Ruth Ellis
Ruth Ellis, the last woman to be given the death penalty in Britain Getty

Fifty years ago today, two convicted murderers were escorted from their cells to the gallows with their arms strapped to their backs. For the last time in British history, the executioner pulled the lever and Gwynne Evans and Peter Allen dropped to their deaths shortly after 8am.

The death penalty for murder was suspended for a trial period one year after they were executed. But moves had begun towards ending capital punishment nearly a decade previously – with the case of Ruth Ellis.

Dubbed by the media as the "Peroxide Blonde Killer", Ellis was a 28-year-old mother-of-two when she was hung at Holloway Prison in north London – despite protests, petitions and a 500-strong crowd chanting outside – on 13 July 1955.

As the last woman to be hung, the controversial circumstances surrounding Ellis' death sentence sparked a backlash against capital punishment in the UK, bringing an end to Britain's executions.

Turbulent background

Drawn into working in London nightclubs through nude modelling work, Ellis worked as a hostess and occasional prostitute and after several abusive relationships, met David Blakely in 1953. Despite a heavy drink problem, he moved into her London flat just a few weeks later.

Ruth Ellis
Anti-capital punishment campaigner Violet Van Der Elst refuses to move from her position outside Holloway Prison during Ellis' execution Getty

They both began to see other people, which led to Blakely becoming increasingly jealous and violent. Their volatile relationship took another turn for the worse when Ellis became pregnant.

She agreed to marry Blakely, but in January 1955, she suffered a miscarriage after he punched her in the stomach.


On Easter Sunday, Ellis followed Blakely to a pub in South Hill Park in north London. When Blakely and his friend Clive Gunnell emerged, he ignored her calls.

As he searched for his car keys, Ellis approached him brandishing a Smith & Wesson Victory model revolver. The first bullet missed, but the second shot was on target, causing Blakely to collapse onto the pavement. Ellis shot him a further three times, before asking, in shock, for Gunnell to call the police.

"I am guilty, I'm a little confused," Ellis was heard to say, before being arrested by an off-duty policeman.

Ellis provided a detailed confession at the police station and during her trial at the Old Bailey, the jury took less than 20 minutes to find the hostess guilty. She was sentenced to death.

"It's obvious when I shot him I intended to kill him," she told the court from the witness box.


She wanted no part of a petition or campaign to reprieve her from her sentence, yet relatives urged her solicitor, John Bickford, to petition to the Home Secretary Gwilym Lloyd George.

Bickford penned a seven-page letter arguing that Ellis was a victim of "battered woman syndrome" and that the shooting was a "crime passionel" – which was rejected by George. The defence of diminished responsibility did not exist at the time.
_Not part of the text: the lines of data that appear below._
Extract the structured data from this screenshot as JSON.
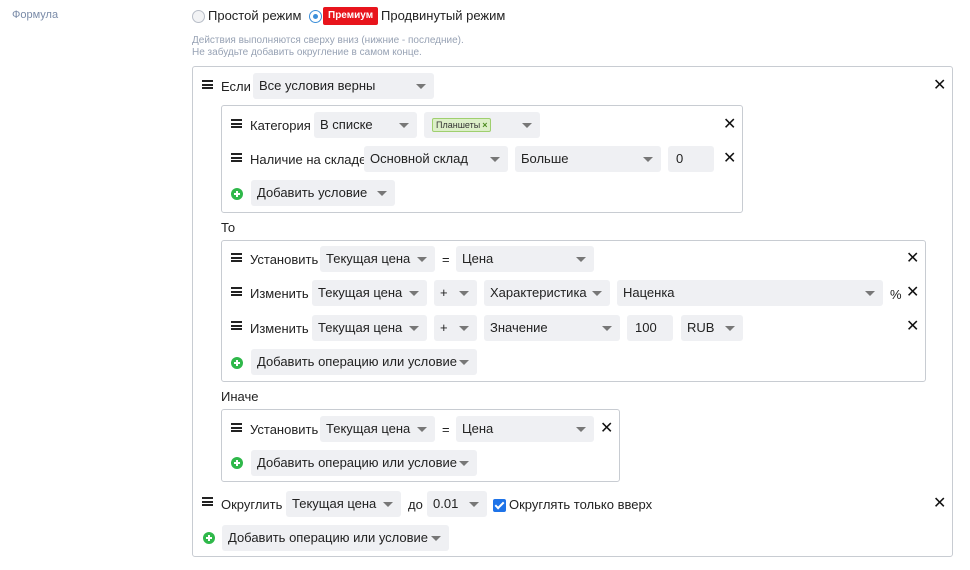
{
  "field_label": "Формула",
  "mode": {
    "simple_label": "Простой режим",
    "premium_badge": "Премиум",
    "advanced_label": "Продвинутый режим",
    "selected": "advanced"
  },
  "hint": {
    "line1": "Действия выполняются сверху вниз (нижние - последние).",
    "line2": "Не забудьте добавить округление в самом конце."
  },
  "if_block": {
    "label": "Если",
    "mode_select": "Все условия верны",
    "conditions": [
      {
        "label": "Категория",
        "operator": "В списке",
        "tag": "Планшеты"
      },
      {
        "label": "Наличие на складе",
        "warehouse": "Основной склад",
        "comparison": "Больше",
        "value": "0"
      }
    ],
    "add_label": "Добавить условие"
  },
  "then_block": {
    "label": "То",
    "ops": [
      {
        "action": "Установить",
        "target": "Текущая цена",
        "op": "=",
        "source": "Цена"
      },
      {
        "action": "Изменить",
        "target": "Текущая цена",
        "op": "+",
        "source": "Характеристика",
        "attribute": "Наценка",
        "unit": "%"
      },
      {
        "action": "Изменить",
        "target": "Текущая цена",
        "op": "+",
        "source": "Значение",
        "value": "100",
        "currency": "RUB"
      }
    ],
    "add_label": "Добавить операцию или условие"
  },
  "else_block": {
    "label": "Иначе",
    "ops": [
      {
        "action": "Установить",
        "target": "Текущая цена",
        "op": "=",
        "source": "Цена"
      }
    ],
    "add_label": "Добавить операцию или условие"
  },
  "round": {
    "label": "Округлить",
    "target": "Текущая цена",
    "to_label": "до",
    "precision": "0.01",
    "up_only_label": "Округлять только вверх",
    "up_only_checked": true
  },
  "bottom_add_label": "Добавить операцию или условие",
  "colors": {
    "accent": "#1e73e8",
    "premium": "#e8141c",
    "add": "#2fb84a",
    "tag_bg": "#dcefc8"
  }
}
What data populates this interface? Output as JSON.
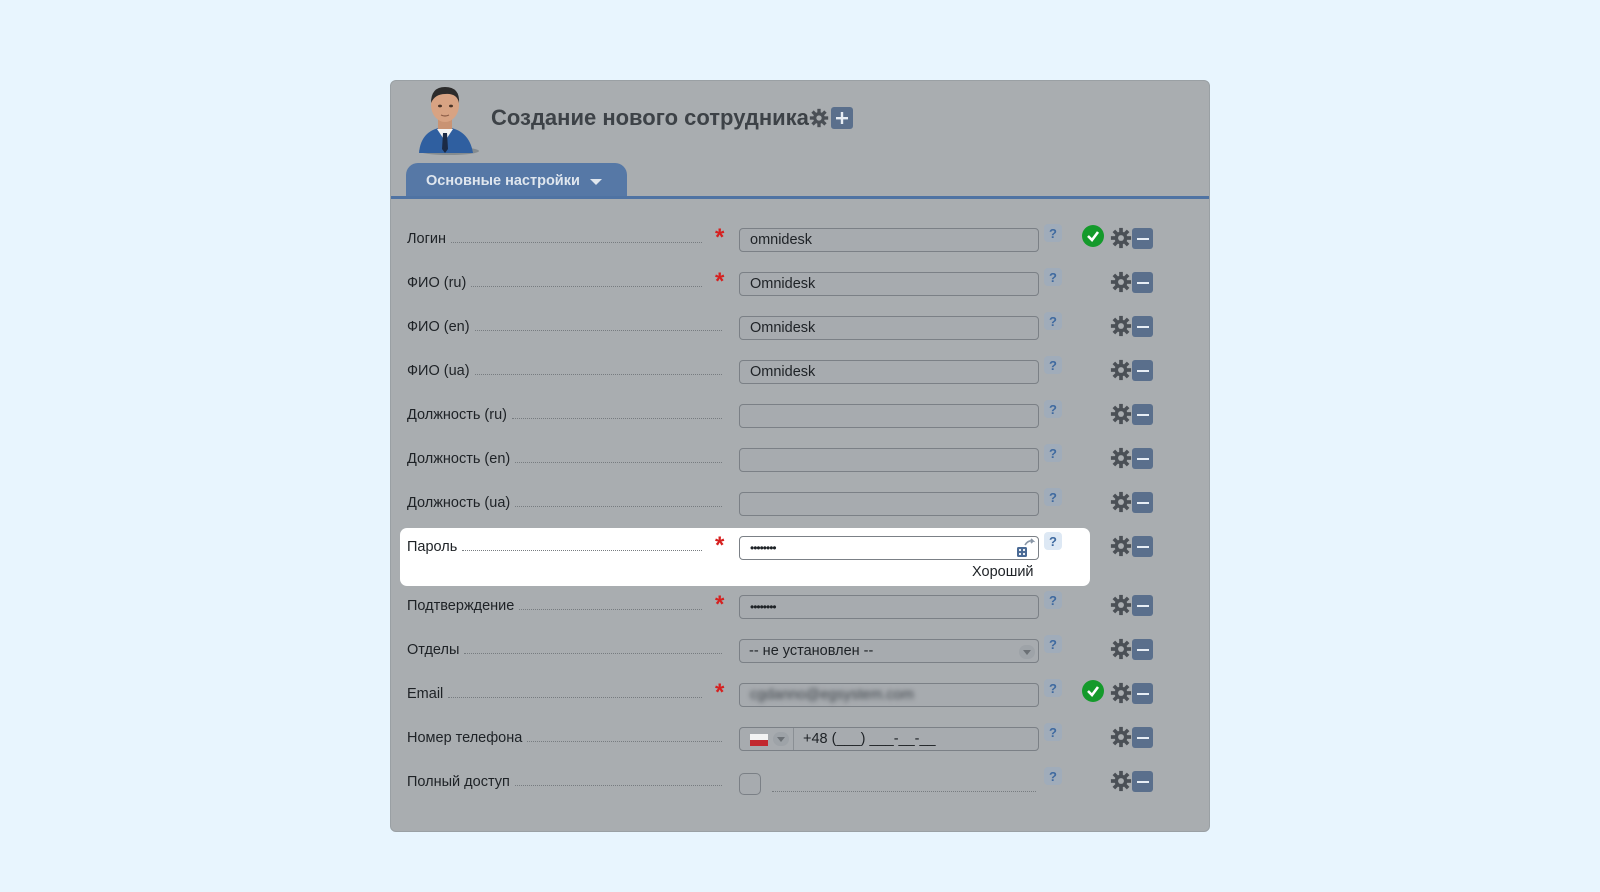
{
  "header": {
    "title": "Создание нового сотрудника"
  },
  "tabs": [
    {
      "label": "Основные настройки"
    }
  ],
  "fields": [
    {
      "label": "Логин",
      "value": "omnidesk",
      "required": true,
      "valid": true
    },
    {
      "label": "ФИО (ru)",
      "value": "Omnidesk",
      "required": true
    },
    {
      "label": "ФИО (en)",
      "value": "Omnidesk",
      "required": false
    },
    {
      "label": "ФИО (ua)",
      "value": "Omnidesk",
      "required": false
    },
    {
      "label": "Должность (ru)",
      "value": "",
      "required": false
    },
    {
      "label": "Должность (en)",
      "value": "",
      "required": false
    },
    {
      "label": "Должность (ua)",
      "value": "",
      "required": false
    },
    {
      "label": "Пароль",
      "value": "••••••••",
      "required": true,
      "strength": "Хороший"
    },
    {
      "label": "Подтверждение",
      "value": "••••••••",
      "required": true
    },
    {
      "label": "Отделы",
      "value": "-- не установлен --",
      "required": false
    },
    {
      "label": "Email",
      "value": "cgdanno@egsystem.com",
      "required": true,
      "valid": true
    },
    {
      "label": "Номер телефона",
      "value": "+48 (___) ___-__-__",
      "required": false
    },
    {
      "label": "Полный доступ",
      "value": "",
      "required": false
    }
  ],
  "help_symbol": "?",
  "colors": {
    "accent": "#5678a6",
    "required": "#d6201f",
    "valid": "#149a2b"
  }
}
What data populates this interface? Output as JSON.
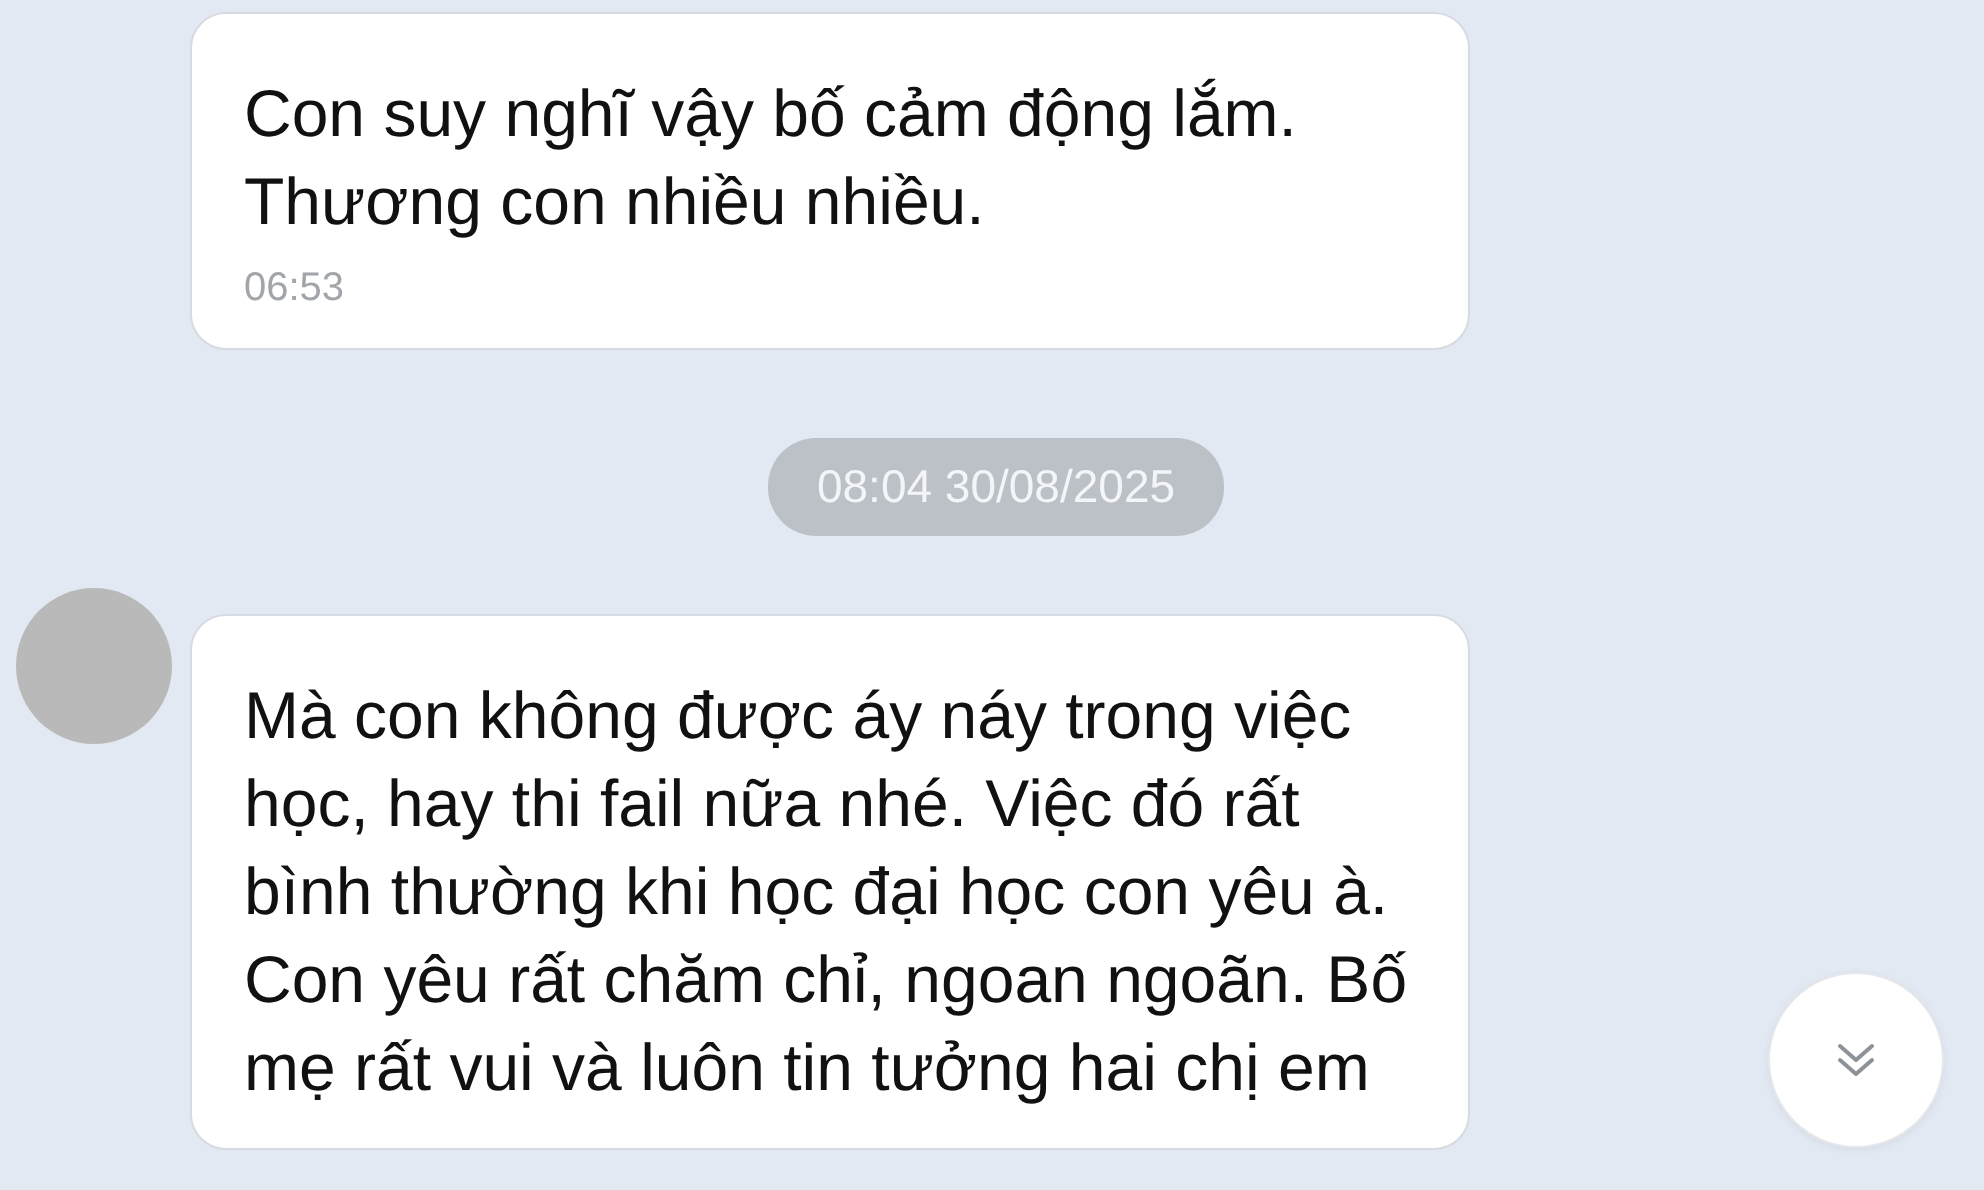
{
  "messages": [
    {
      "kind": "message",
      "avatar": false,
      "lines": [
        "Con suy nghĩ vậy bố cảm động lắm.",
        "Thương con nhiều nhiều."
      ],
      "time": "06:53"
    },
    {
      "kind": "date",
      "text": "08:04 30/08/2025"
    },
    {
      "kind": "message",
      "avatar": true,
      "lines": [
        "Mà con không được áy náy trong việc",
        "học, hay thi fail nữa nhé. Việc đó rất",
        "bình thường khi học đại học con yêu à.",
        "Con yêu rất chăm chỉ, ngoan ngoãn. Bố",
        "mẹ rất vui và luôn tin tưởng hai chị em"
      ]
    }
  ],
  "scroll_button": {
    "shown": true
  }
}
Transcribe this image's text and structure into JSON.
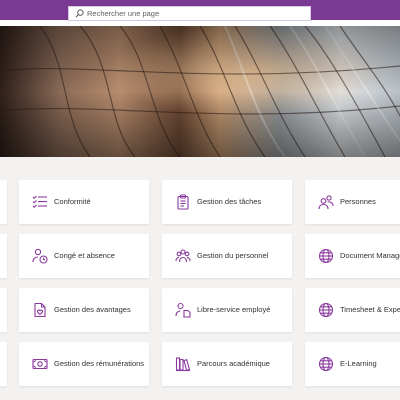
{
  "search": {
    "placeholder": "Rechercher une page"
  },
  "colors": {
    "suite_bar": "#7a3a94",
    "icon": "#8a3a9e",
    "background": "#f3f2f1"
  },
  "tiles": [
    {
      "label": "Conformité",
      "icon": "checklist-icon"
    },
    {
      "label": "Gestion des tâches",
      "icon": "clipboard-icon"
    },
    {
      "label": "Personnes",
      "icon": "people-icon"
    },
    {
      "label": "Congé et absence",
      "icon": "person-clock-icon"
    },
    {
      "label": "Gestion du personnel",
      "icon": "people-group-icon"
    },
    {
      "label": "Document Managem",
      "icon": "globe-icon"
    },
    {
      "label": "Gestion des avantages",
      "icon": "document-heart-icon"
    },
    {
      "label": "Libre-service employé",
      "icon": "person-document-icon"
    },
    {
      "label": "Timesheet & Expens",
      "icon": "globe-icon"
    },
    {
      "label": "Gestion des rémunérations",
      "icon": "money-icon"
    },
    {
      "label": "Parcours académique",
      "icon": "books-icon"
    },
    {
      "label": "E-Learning",
      "icon": "globe-icon"
    }
  ]
}
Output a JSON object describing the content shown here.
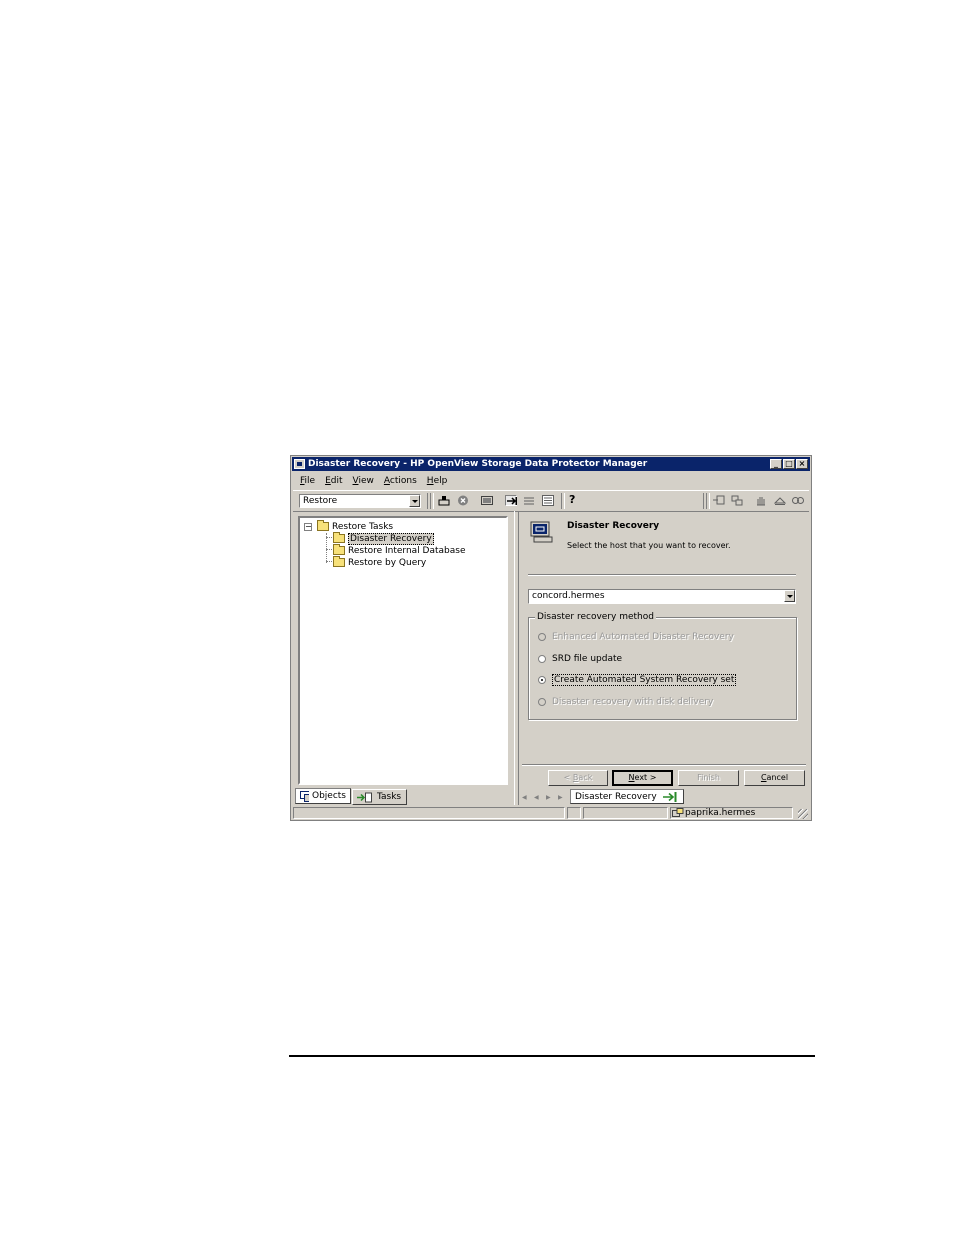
{
  "window": {
    "title": "Disaster Recovery - HP OpenView Storage Data Protector Manager",
    "minimize": "_",
    "maximize": "□",
    "close": "×"
  },
  "menu": {
    "items": [
      {
        "hot": "F",
        "rest": "ile"
      },
      {
        "hot": "E",
        "rest": "dit"
      },
      {
        "hot": "V",
        "rest": "iew"
      },
      {
        "hot": "A",
        "rest": "ctions"
      },
      {
        "hot": "H",
        "rest": "elp"
      }
    ]
  },
  "toolbar": {
    "context": "Restore",
    "help_glyph": "?"
  },
  "tree": {
    "root": "Restore Tasks",
    "children": [
      "Disaster Recovery",
      "Restore Internal Database",
      "Restore by Query"
    ],
    "expander": "−"
  },
  "left_tabs": {
    "objects": "Objects",
    "tasks": "Tasks"
  },
  "wizard": {
    "title": "Disaster Recovery",
    "subtitle": "Select the host that you want to recover.",
    "host": "concord.hermes",
    "group_label": "Disaster recovery method",
    "options": [
      {
        "label": "Enhanced Automated Disaster Recovery",
        "enabled": false,
        "selected": false
      },
      {
        "label": "SRD file update",
        "enabled": true,
        "selected": false
      },
      {
        "label": "Create Automated System Recovery set",
        "enabled": true,
        "selected": true
      },
      {
        "label": "Disaster recovery with disk delivery",
        "enabled": false,
        "selected": false
      }
    ],
    "buttons": {
      "back_pre": "< ",
      "back_hot": "B",
      "back_post": "ack",
      "next_hot": "N",
      "next_post": "ext >",
      "finish": "Finish",
      "cancel_hot": "C",
      "cancel_post": "ancel"
    }
  },
  "right_tab": {
    "label": "Disaster Recovery"
  },
  "status": {
    "host": "paprika.hermes"
  },
  "colors": {
    "titlebar": "#0a246a",
    "face": "#d4d0c8"
  }
}
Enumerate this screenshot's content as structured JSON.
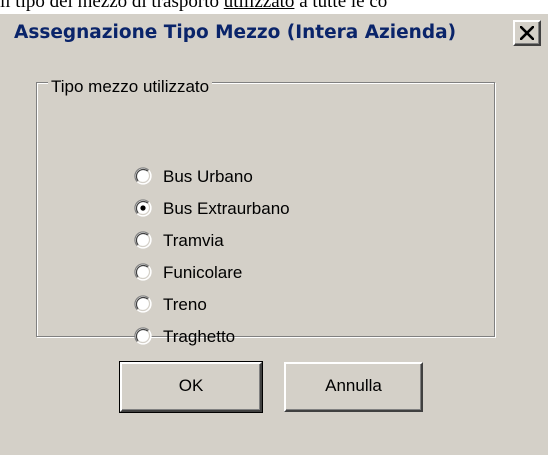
{
  "background": {
    "text_before": "il tipo del mezzo di trasporto ",
    "text_underlined": "utilizzato",
    "text_after": " a tutte le co"
  },
  "dialog": {
    "title": "Assegnazione Tipo Mezzo (Intera Azienda)",
    "group_label": "Tipo mezzo utilizzato",
    "options": [
      {
        "label": "Bus Urbano",
        "selected": false
      },
      {
        "label": "Bus Extraurbano",
        "selected": true
      },
      {
        "label": "Tramvia",
        "selected": false
      },
      {
        "label": "Funicolare",
        "selected": false
      },
      {
        "label": "Treno",
        "selected": false
      },
      {
        "label": "Traghetto",
        "selected": false
      }
    ],
    "ok_label": "OK",
    "cancel_label": "Annulla"
  },
  "colors": {
    "face": "#d4d0c8",
    "title_text": "#0a246a"
  }
}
Thousands of people signed petitions calling for her penalty to be lifted, including 35 members of London County Council. On the morning of her execution on 13 July, a silent crowd gathered outside the prison – including mothers with prams.

But thirty seconds before 9am, Ellis was escorted to the execution room. Her death took 12 seconds, but her body was left hanging for an hour.

Ruth Ellis execution
13th July 1955: Crowds outside Holloway Prison for the execution of Ruth Ellis Getty

Public reaction

Ellis' cases caused widespread controversy, evoking blanket press coverage and public interest. It further increased the debate about British criminal justice and the death penalty.

The British Pathe newsreel reporting on her execution openly questioned whether capital punishment had a place in the 20th century, and novelist Raymond Chandler wrote a scathing letter to the Evening Standard condemning the "medieval savagery of the law".

Ellis' case significantly strengthened public support for the abolition of the death penalty – and by the time it was abolished, reprieves had become commonplace.

The Murder (Abolition of Death Penalty) Act 1965 was introduced to Parliament by British Labour politician Sydney Silverman. Under the legislation, all sentences of death were to be commuted to sentences of life imprisonment and in 1969, the Act was made permanent.